- EXERCISE OBJECTIVE
The records that follow are to be repeated exactly, with no pictures carried over.

++++ DATA FOR ANALYSIS ++++

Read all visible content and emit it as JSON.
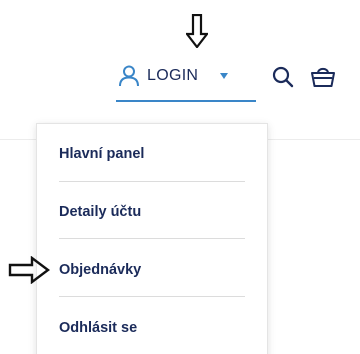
{
  "header": {
    "login_label": "LOGIN"
  },
  "menu": {
    "items": [
      {
        "label": "Hlavní panel"
      },
      {
        "label": "Detaily účtu"
      },
      {
        "label": "Objednávky"
      },
      {
        "label": "Odhlásit se"
      }
    ]
  },
  "colors": {
    "brand_navy": "#1b2b5a",
    "accent_blue": "#3a86c8"
  },
  "icons": {
    "user": "user-icon",
    "dropdown": "caret-down-icon",
    "search": "search-icon",
    "basket": "basket-icon",
    "annotation_down": "down-arrow-icon",
    "annotation_right": "right-arrow-icon"
  }
}
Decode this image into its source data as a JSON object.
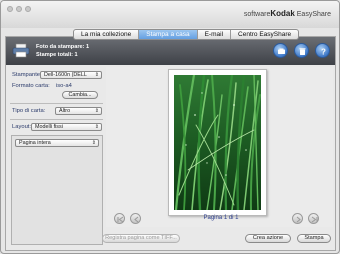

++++

- RESPONSE AREA
Read all visible content and emit it as JSON.
{
  "header": {
    "login_label": "LOGIN"
  },
  "menu": {
    "items": [
      {
        "label": "Hlavní panel"
      },
      {
        "label": "Detaily účtu"
      },
      {
        "label": "Objednávky"
      },
      {
        "label": "Odhlásit se"
      }
    ]
  },
  "colors": {
    "brand_navy": "#1b2b5a",
    "accent_blue": "#3a86c8"
  },
  "icons": {
    "user": "user-icon",
    "dropdown": "caret-down-icon",
    "search": "search-icon",
    "basket": "basket-icon",
    "annotation_down": "down-arrow-icon",
    "annotation_right": "right-arrow-icon"
  }
}
Decode this image into its source data as a JSON object.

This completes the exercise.